Adding Virtual Reality Training to Treadmill Workouts Cuts Parkinson’s Patients’ Falls, Study Shows
Adding obstacle-avoiding virtual reality training to treadmill workouts dramatically decreases Parkinson’s patients’ falls, even in later stages of the disease, a Tel Aviv University study shows.
The research, “Disparate effects of training on brain activation in Parkinson disease,” was published in the journal Neurology.
Parkinson’s causes the gradual loss of nerve cells. This leads to cognitive and movement impairment that reduces patients’ ability to walk and increases their risk of falling.
Patients in the study had fewer falls because the virtual program caused them to use a different brain pattern than they use in treadmill training alone, researchers said.
“In previous research, we showed that patients with Parkinson’s disease use cognitive function, which is reflected in activation of the pre-frontal cortex of the brain, to compensate for impaired motor function,” Professor Jeff Hausdorff, a Tel Aviv University medical professor, said in a press release.
“We also showed that a specific form of exercise targeting the cognitive control of gait — combined treadmill training with a Virtual Reality representation of obstacles in a path — leads to a significantly lower fall rate in Parkinson’s patients,” said Hausdorff, the lead author of the study.

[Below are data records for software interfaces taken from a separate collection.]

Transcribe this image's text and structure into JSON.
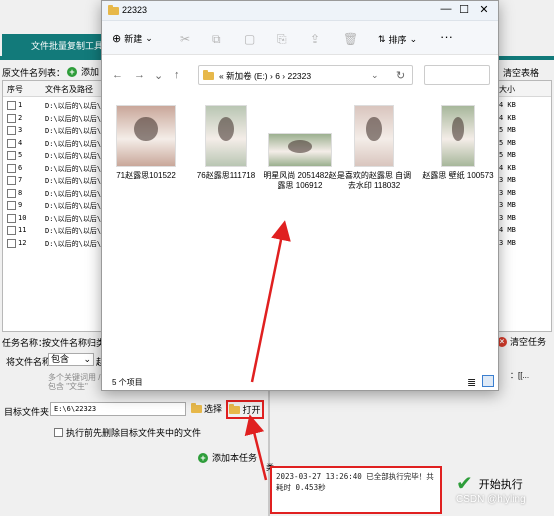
{
  "app": {
    "tab_label": "文件批量复制工具",
    "source_list_label": "原文件名列表：",
    "add_file_label": "添加",
    "clear_table_label": "清空表格",
    "columns": {
      "index": "序号",
      "path": "文件名及路径",
      "size": "大小"
    },
    "rows": [
      {
        "index": "1",
        "path": "D:\\以后的\\以后\\",
        "size": "4 KB"
      },
      {
        "index": "2",
        "path": "D:\\以后的\\以后\\",
        "size": "4 KB"
      },
      {
        "index": "3",
        "path": "D:\\以后的\\以后\\",
        "size": "5 MB"
      },
      {
        "index": "4",
        "path": "D:\\以后的\\以后\\",
        "size": "5 MB"
      },
      {
        "index": "5",
        "path": "D:\\以后的\\以后\\",
        "size": "5 MB"
      },
      {
        "index": "6",
        "path": "D:\\以后的\\以后\\",
        "size": "4 KB"
      },
      {
        "index": "7",
        "path": "D:\\以后的\\以后\\",
        "size": "3 MB"
      },
      {
        "index": "8",
        "path": "D:\\以后的\\以后\\",
        "size": "3 MB"
      },
      {
        "index": "9",
        "path": "D:\\以后的\\以后\\",
        "size": "3 MB"
      },
      {
        "index": "10",
        "path": "D:\\以后的\\以后\\",
        "size": "3 MB"
      },
      {
        "index": "11",
        "path": "D:\\以后的\\以后\\",
        "size": "4 MB"
      },
      {
        "index": "12",
        "path": "D:\\以后的\\以后\\",
        "size": "3 MB"
      }
    ],
    "task_name_label": "任务名称：",
    "task_name_value": "按文件名称归类",
    "clear_task_label": "清空任务",
    "filename_label": "将文件名称",
    "contains_value": "包含",
    "keyword_prefix": "赵",
    "hint_line1": "多个关键词用 /",
    "hint_line2": "包含 \"文生\"",
    "right_fragment": "：[[...",
    "target_folder_label": "目标文件夹：",
    "target_folder_value": "E:\\6\\22323",
    "choose_label": "选择",
    "open_label": "打开",
    "delete_before_label": "执行前先删除目标文件夹中的文件",
    "add_task_label": "添加本任务",
    "log_side": "类",
    "log_text": "2023-03-27 13:26:40 已全部执行完毕！共耗时 0.453秒",
    "execute_label": "开始执行",
    "watermark": "CSDN @hlyling"
  },
  "explorer": {
    "title": "22323",
    "new_label": "新建",
    "sort_label": "排序",
    "more_label": "···",
    "breadcrumb": "«  新加卷 (E:)  ›  6  ›  22323",
    "status": "5 个项目",
    "items": [
      {
        "name": "71赵露思101522",
        "color": "#c9a79a"
      },
      {
        "name": "76赵露思111718",
        "color": "#b9c6b3"
      },
      {
        "name": "明星风尚 2051482赵露思 106912",
        "color": "#9bb08f"
      },
      {
        "name": "是喜欢的赵露思 自调  去水印 118032",
        "color": "#d9c5be"
      },
      {
        "name": "赵露思 壁纸 100573",
        "color": "#a7b79b"
      }
    ]
  }
}
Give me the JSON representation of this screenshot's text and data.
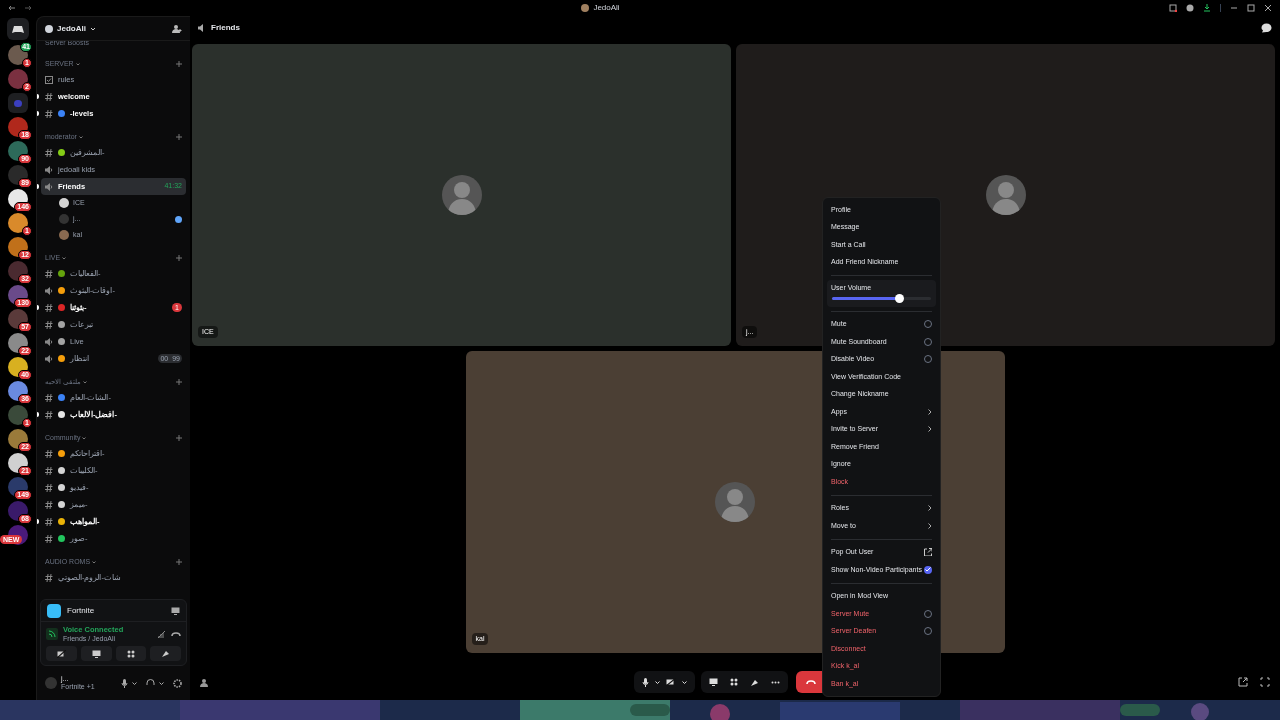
{
  "window": {
    "title": "JedoAli"
  },
  "servers": [
    {
      "color": "#6b5a4e",
      "badge": "1",
      "top_badge": "41"
    },
    {
      "color": "#7a3040",
      "badge": "2"
    },
    {
      "color": "#3b3fbf",
      "kind": "folder"
    },
    {
      "color": "#b0281c",
      "badge": "18"
    },
    {
      "color": "#2d6a5a",
      "badge": "90"
    },
    {
      "color": "#2a2a2a",
      "badge": "89"
    },
    {
      "color": "#e8e8e8",
      "badge": "146"
    },
    {
      "color": "#d98a2b",
      "badge": "1"
    },
    {
      "color": "#c0701a",
      "badge": "12"
    },
    {
      "color": "#4a2a30",
      "badge": "32"
    },
    {
      "color": "#6a4a8a",
      "badge": "130"
    },
    {
      "color": "#5a3a3a",
      "badge": "57"
    },
    {
      "color": "#8a8a8a",
      "badge": "22"
    },
    {
      "color": "#d8b020",
      "badge": "40"
    },
    {
      "color": "#6a8ae0",
      "badge": "36"
    },
    {
      "color": "#3a4a3a",
      "badge": "1"
    },
    {
      "color": "#9a7a3a",
      "badge": "22"
    },
    {
      "color": "#d0d0d0",
      "badge": "21"
    },
    {
      "color": "#2a3a6a",
      "badge": "149"
    },
    {
      "color": "#3a1a6a",
      "badge": "68"
    },
    {
      "color": "#4a1a7a",
      "badge": "NEW"
    }
  ],
  "sidebar": {
    "server_name": "JedoAli",
    "boosts": "Server Boosts",
    "categories": [
      {
        "name": "SERVER",
        "channels": [
          {
            "kind": "rules",
            "name": "rules",
            "unread": false
          },
          {
            "kind": "text",
            "name": "welcome",
            "unread": true
          },
          {
            "kind": "text",
            "name": "-levels",
            "unread": true,
            "color": "#3b82f6"
          }
        ]
      },
      {
        "name": "moderator",
        "channels": [
          {
            "kind": "text",
            "name": "المشرفين-",
            "unread": false,
            "color": "#84cc16"
          },
          {
            "kind": "voice",
            "name": "jedoali kids",
            "unread": false
          },
          {
            "kind": "voice",
            "name": "Friends",
            "unread": true,
            "selected": true,
            "time": "41:32",
            "users": [
              {
                "name": "ICE",
                "color": "#d4d4d4"
              },
              {
                "name": "j...",
                "color": "#333333",
                "live": true
              },
              {
                "name": "kal",
                "color": "#8a6a50"
              }
            ]
          }
        ]
      },
      {
        "name": "LIVE",
        "channels": [
          {
            "kind": "text",
            "name": "الفعاليات-",
            "unread": false,
            "color": "#65a30d"
          },
          {
            "kind": "voice",
            "name": "اوقات-البثوث-",
            "unread": false,
            "color": "#f59e0b"
          },
          {
            "kind": "text",
            "name": "بثوثنا-",
            "unread": true,
            "color": "#dc2626",
            "badge": "1"
          },
          {
            "kind": "text",
            "name": "تبرعات",
            "unread": false,
            "color": "#a3a3a3"
          },
          {
            "kind": "voice",
            "name": "Live",
            "unread": false,
            "color": "#a3a3a3"
          },
          {
            "kind": "voice",
            "name": "انتظار",
            "unread": false,
            "color": "#f59e0b",
            "limit": [
              "00",
              "99"
            ]
          }
        ]
      },
      {
        "name": "ملتقى الاحبه",
        "channels": [
          {
            "kind": "text",
            "name": "الشات-العام-",
            "unread": false,
            "color": "#3b82f6"
          },
          {
            "kind": "text",
            "name": "افضل-الالعاب-",
            "unread": true,
            "color": "#e5e5e5"
          }
        ]
      },
      {
        "name": "Community",
        "channels": [
          {
            "kind": "text",
            "name": "اقتراحاتكم-",
            "unread": false,
            "color": "#f59e0b"
          },
          {
            "kind": "text",
            "name": "الكليبات-",
            "unread": false,
            "color": "#d4d4d4"
          },
          {
            "kind": "text",
            "name": "فيديو-",
            "unread": false,
            "color": "#d4d4d4"
          },
          {
            "kind": "text",
            "name": "ميمز-",
            "unread": false,
            "color": "#d4d4d4"
          },
          {
            "kind": "text",
            "name": "المواهب-",
            "unread": true,
            "color": "#eab308"
          },
          {
            "kind": "text",
            "name": "صور-",
            "unread": false,
            "color": "#22c55e"
          }
        ]
      },
      {
        "name": "AUDIO ROMS",
        "channels": [
          {
            "kind": "text",
            "name": "شات-الروم-الصوتي",
            "unread": false
          }
        ]
      }
    ]
  },
  "activity": {
    "name": "Fortnite"
  },
  "voice": {
    "status": "Voice Connected",
    "location": "Friends / JedoAli"
  },
  "user": {
    "name": "j...",
    "status": "Fortnite +1"
  },
  "header": {
    "channel": "Friends"
  },
  "tiles": [
    {
      "name": "ICE",
      "color": "#2b302c"
    },
    {
      "name": "j...",
      "color": "#1f1c1b"
    },
    {
      "name": "kal",
      "color": "#4b3f34"
    }
  ],
  "menu": [
    {
      "kind": "item",
      "label": "Profile"
    },
    {
      "kind": "item",
      "label": "Message"
    },
    {
      "kind": "item",
      "label": "Start a Call"
    },
    {
      "kind": "item",
      "label": "Add Friend Nickname"
    },
    {
      "kind": "divider"
    },
    {
      "kind": "slider",
      "label": "User Volume",
      "level": 0.68
    },
    {
      "kind": "divider"
    },
    {
      "kind": "check",
      "label": "Mute",
      "checked": false
    },
    {
      "kind": "check",
      "label": "Mute Soundboard",
      "checked": false
    },
    {
      "kind": "check",
      "label": "Disable Video",
      "checked": false
    },
    {
      "kind": "item",
      "label": "View Verification Code"
    },
    {
      "kind": "item",
      "label": "Change Nickname"
    },
    {
      "kind": "submenu",
      "label": "Apps"
    },
    {
      "kind": "submenu",
      "label": "Invite to Server"
    },
    {
      "kind": "item",
      "label": "Remove Friend"
    },
    {
      "kind": "item",
      "label": "Ignore"
    },
    {
      "kind": "danger",
      "label": "Block"
    },
    {
      "kind": "divider"
    },
    {
      "kind": "submenu",
      "label": "Roles"
    },
    {
      "kind": "submenu",
      "label": "Move to"
    },
    {
      "kind": "divider"
    },
    {
      "kind": "popout",
      "label": "Pop Out User"
    },
    {
      "kind": "check",
      "label": "Show Non-Video Participants",
      "checked": true
    },
    {
      "kind": "divider"
    },
    {
      "kind": "item",
      "label": "Open in Mod View"
    },
    {
      "kind": "dangercheck",
      "label": "Server Mute",
      "checked": false
    },
    {
      "kind": "dangercheck",
      "label": "Server Deafen",
      "checked": false
    },
    {
      "kind": "danger",
      "label": "Disconnect"
    },
    {
      "kind": "danger",
      "label": "Kick k_al"
    },
    {
      "kind": "danger",
      "label": "Ban k_al"
    }
  ]
}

“The virtual reality gait program, in which patients must avoid obstacles, enhances the patients’ cognitive performance and thus reduces the requirement for prefrontal brain activity,” he added.
Seventeen patients took part in the six-week study. One group did treadmill training, and the other treadmill work plus virtual reality training.

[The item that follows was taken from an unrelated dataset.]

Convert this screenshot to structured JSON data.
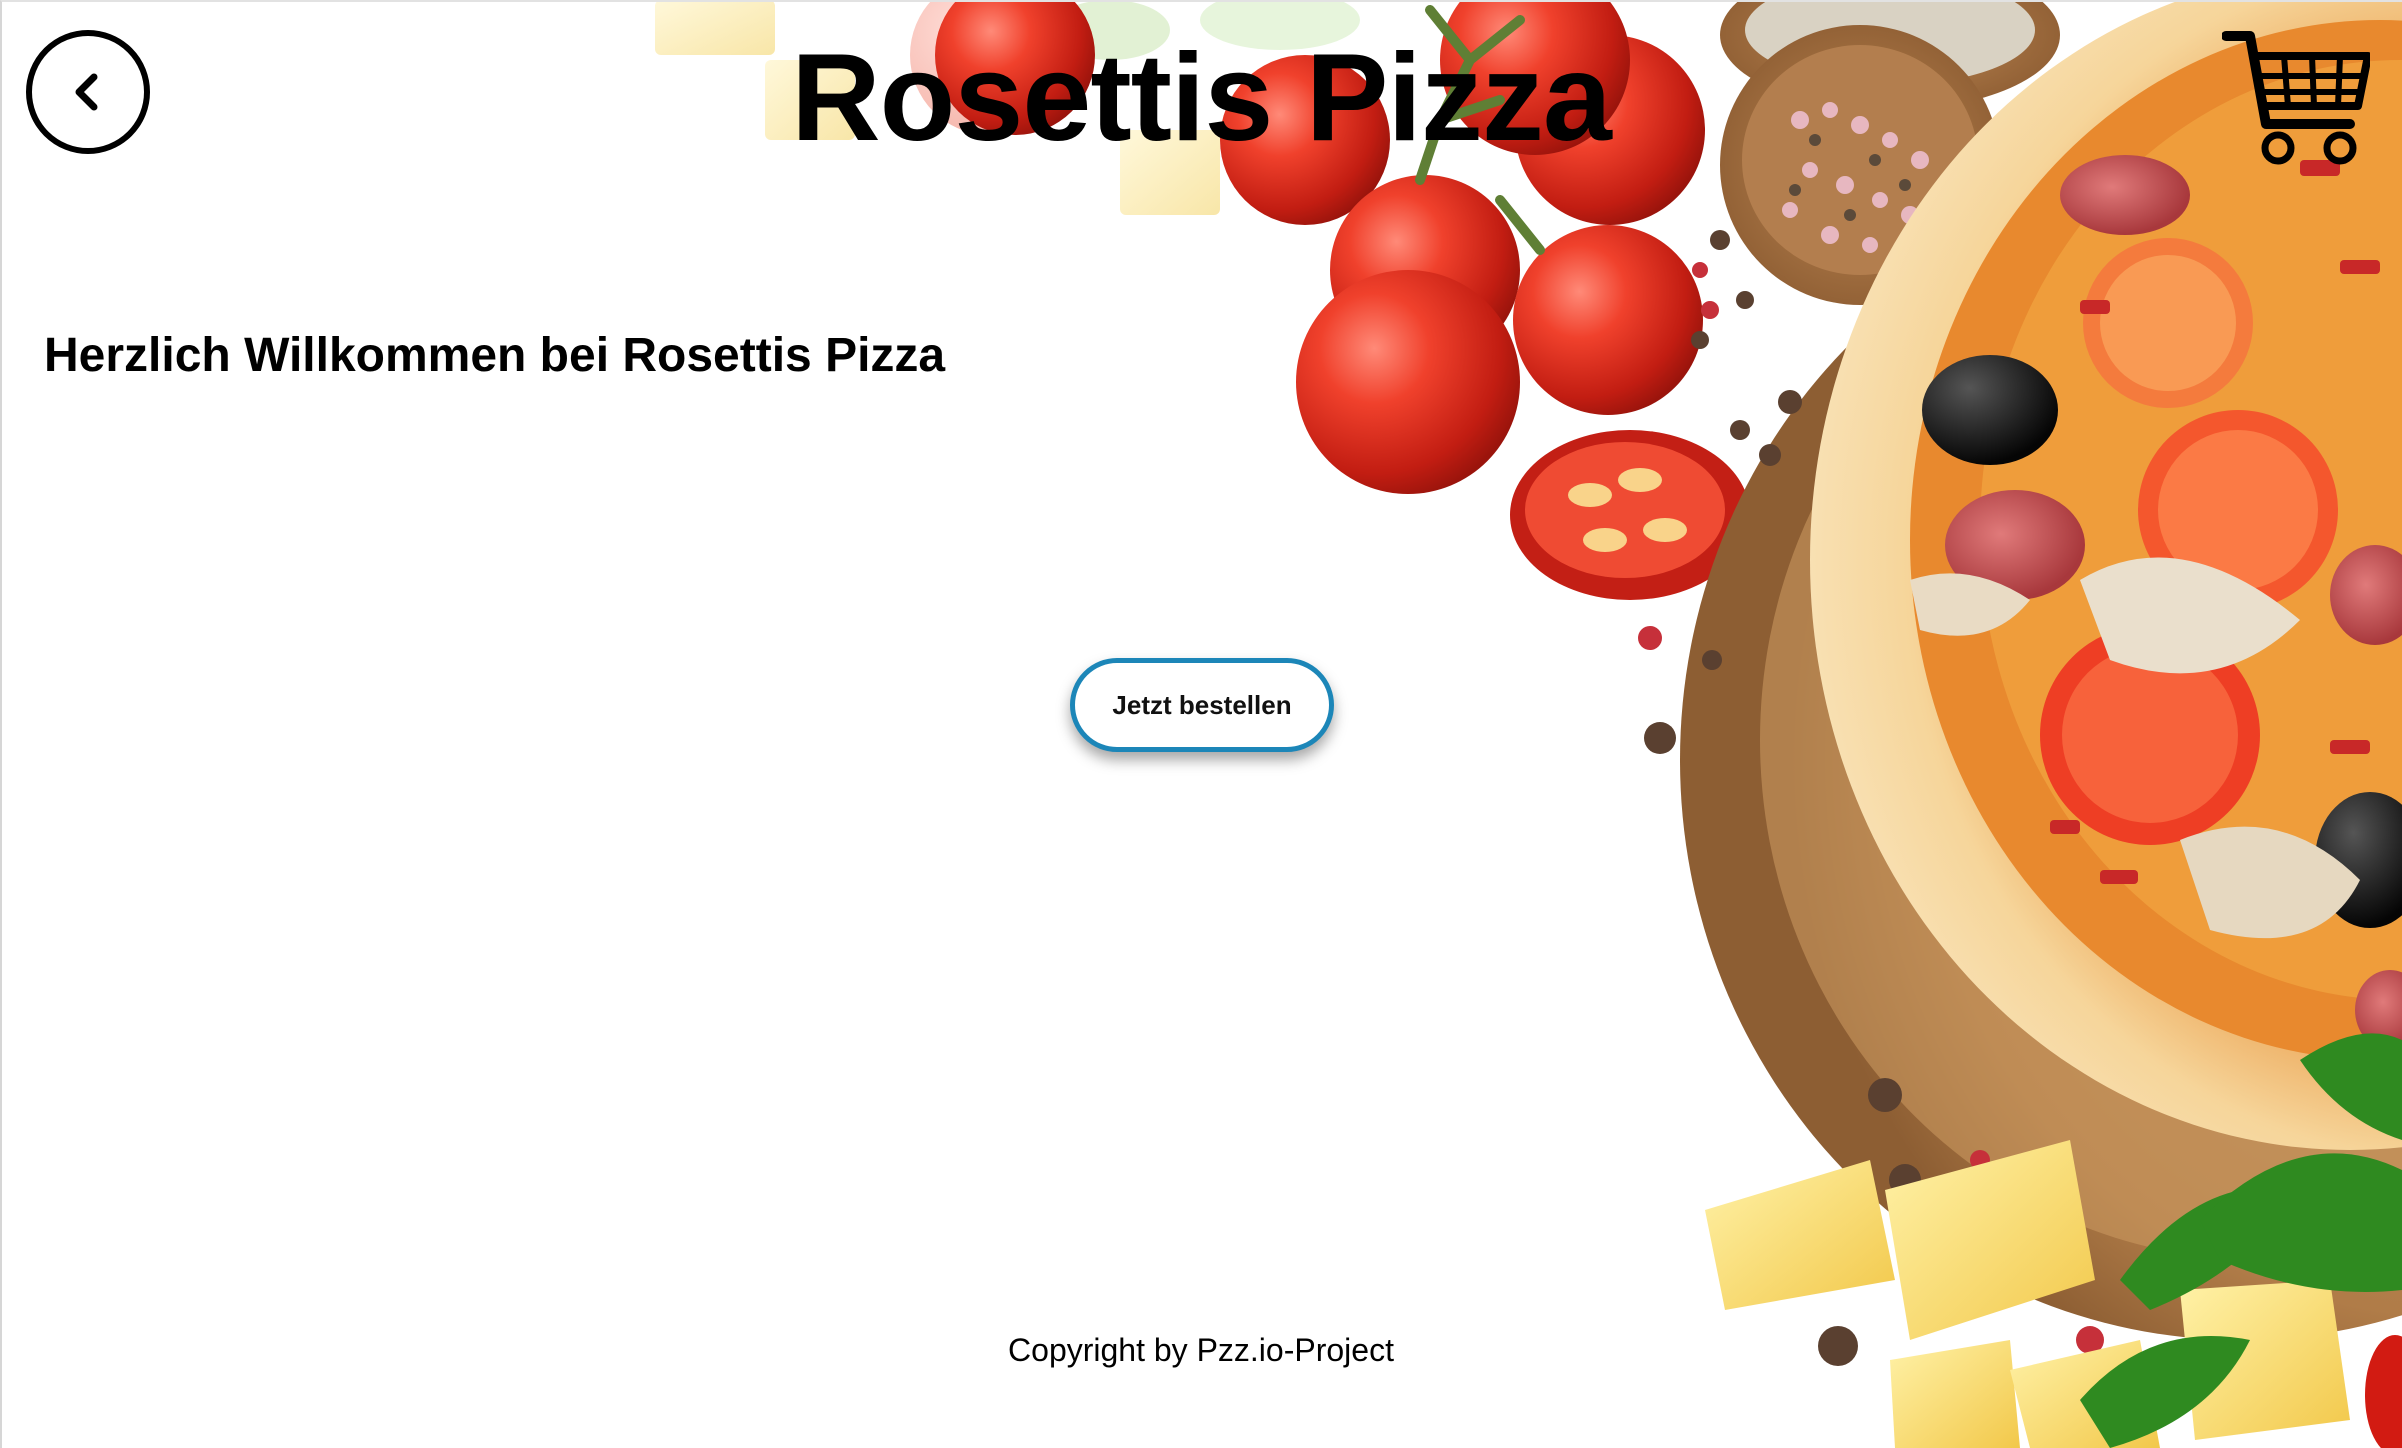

The treadmill training for both groups was an hour long three times a week. The virtual reality training consisted of a game to play in which patients could see their feet moving around the city or in a park. The game allowed them to learn how to avoid obstacles, how to plan ahead and how to multitask.
Researchers used magnetic resonance imaging (MRI) to record patients’ brain activation patterns before and after the six weeks of training.
“The study’s findings reinforce the hypothesis that training improves motor [movement] and cognitive performance through improved neuroplasticity — more so than that seen with treadmill training alone,” Hausdorff said. Neuroplasticity is brain nerve cells’ ability to change connections and behavior in response to new information.
“Interestingly, the benefits of treadmill training with VR were specifically seen during walking conditions that require cognitive input” — negotiating obstacles and multitasking, Hausdorff said. These conditions are associated with falls, he said.
Patients who received VR training used fewer nerve cells to process information, the researchers discovered. In contrast, the team saw no change in nerve cell use among the patients who used a treadmill but did not have virtual reality training.
The difference in patients’ brain patterns during training led to fewer falls in the group with both treadmill and virtual realty components, researchers said.
“The takeaway here is that even relatively late in the disease, when 60-80 percent of dopaminergic neurons [nerve cells that use the neurotransmitter dopamine to communicate] have died, there is still an opportunity to promote plasticity in the brain,” Hausdorff said. “to induce specific brain changes, exercise should be personalized and targeted to a specific clinical [disease] problem,” he said.
Researchers said it was the first study to show how task-specific exercises affect Parkinson’s patients’ brains. The team said their findings underscore the importance of having both movement and cognitive components in Parkinson’s rehabilitation.